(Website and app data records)
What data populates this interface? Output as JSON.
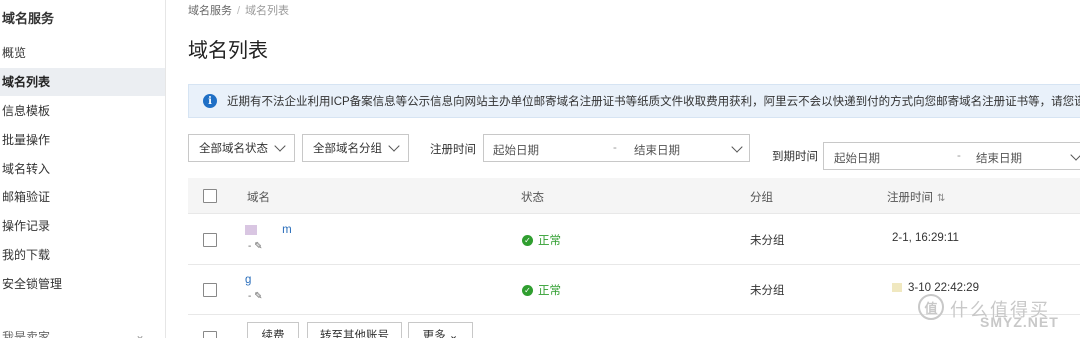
{
  "sidebar": {
    "title": "域名服务",
    "items": [
      {
        "label": "概览"
      },
      {
        "label": "域名列表",
        "active": true
      },
      {
        "label": "信息模板"
      },
      {
        "label": "批量操作"
      },
      {
        "label": "域名转入"
      },
      {
        "label": "邮箱验证"
      },
      {
        "label": "操作记录"
      },
      {
        "label": "我的下载"
      },
      {
        "label": "安全锁管理"
      }
    ],
    "more_label": "我是卖家"
  },
  "breadcrumb": {
    "root": "域名服务",
    "separator": "/",
    "current": "域名列表"
  },
  "page_title": "域名列表",
  "notice": {
    "icon": "info-icon",
    "text": "近期有不法企业利用ICP备案信息等公示信息向网站主办单位邮寄域名注册证书等纸质文件收取费用获利，阿里云不会以快递到付的方式向您邮寄域名注册证书等，请您谨慎签收！"
  },
  "filters": {
    "status": "全部域名状态",
    "group": "全部域名分组",
    "reg_time_label": "注册时间",
    "reg_start_placeholder": "起始日期",
    "reg_end_placeholder": "结束日期",
    "expire_label": "到期时间",
    "exp_start_placeholder": "起始日期",
    "exp_end_placeholder": "结束日期"
  },
  "table": {
    "columns": [
      "域名",
      "状态",
      "分组",
      "注册时间"
    ],
    "rows": [
      {
        "domain": "m",
        "domain_sub": "- ✎",
        "status": "正常",
        "group": "未分组",
        "reg_time": "2-1, 16:29:11"
      },
      {
        "domain": "g",
        "domain_sub": "- ✎",
        "status": "正常",
        "group": "未分组",
        "reg_time": "3-10 22:42:29"
      }
    ]
  },
  "bottom_buttons": {
    "renew": "续费",
    "transfer": "转至其他账号",
    "more": "更多"
  },
  "watermark": {
    "logo_char": "值",
    "text": "什么值得买",
    "site": "SMYZ.NET"
  },
  "colors": {
    "accent": "#1f6fc5",
    "status_ok": "#2f9e2f",
    "link": "#2a6ebb"
  }
}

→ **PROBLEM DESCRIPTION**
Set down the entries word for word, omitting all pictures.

→ **ANSWER SECTION**
What data populates this interface? Output as JSON.
{
  "sidebar": {
    "title": "域名服务",
    "items": [
      {
        "label": "概览"
      },
      {
        "label": "域名列表",
        "active": true
      },
      {
        "label": "信息模板"
      },
      {
        "label": "批量操作"
      },
      {
        "label": "域名转入"
      },
      {
        "label": "邮箱验证"
      },
      {
        "label": "操作记录"
      },
      {
        "label": "我的下载"
      },
      {
        "label": "安全锁管理"
      }
    ],
    "more_label": "我是卖家"
  },
  "breadcrumb": {
    "root": "域名服务",
    "separator": "/",
    "current": "域名列表"
  },
  "page_title": "域名列表",
  "notice": {
    "icon": "info-icon",
    "text": "近期有不法企业利用ICP备案信息等公示信息向网站主办单位邮寄域名注册证书等纸质文件收取费用获利，阿里云不会以快递到付的方式向您邮寄域名注册证书等，请您谨慎签收！"
  },
  "filters": {
    "status": "全部域名状态",
    "group": "全部域名分组",
    "reg_time_label": "注册时间",
    "reg_start_placeholder": "起始日期",
    "reg_end_placeholder": "结束日期",
    "expire_label": "到期时间",
    "exp_start_placeholder": "起始日期",
    "exp_end_placeholder": "结束日期"
  },
  "table": {
    "columns": [
      "域名",
      "状态",
      "分组",
      "注册时间"
    ],
    "rows": [
      {
        "domain": "m",
        "domain_sub": "- ✎",
        "status": "正常",
        "group": "未分组",
        "reg_time": "2-1, 16:29:11"
      },
      {
        "domain": "g",
        "domain_sub": "- ✎",
        "status": "正常",
        "group": "未分组",
        "reg_time": "3-10 22:42:29"
      }
    ]
  },
  "bottom_buttons": {
    "renew": "续费",
    "transfer": "转至其他账号",
    "more": "更多"
  },
  "watermark": {
    "logo_char": "值",
    "text": "什么值得买",
    "site": "SMYZ.NET"
  },
  "colors": {
    "accent": "#1f6fc5",
    "status_ok": "#2f9e2f",
    "link": "#2a6ebb"
  }
}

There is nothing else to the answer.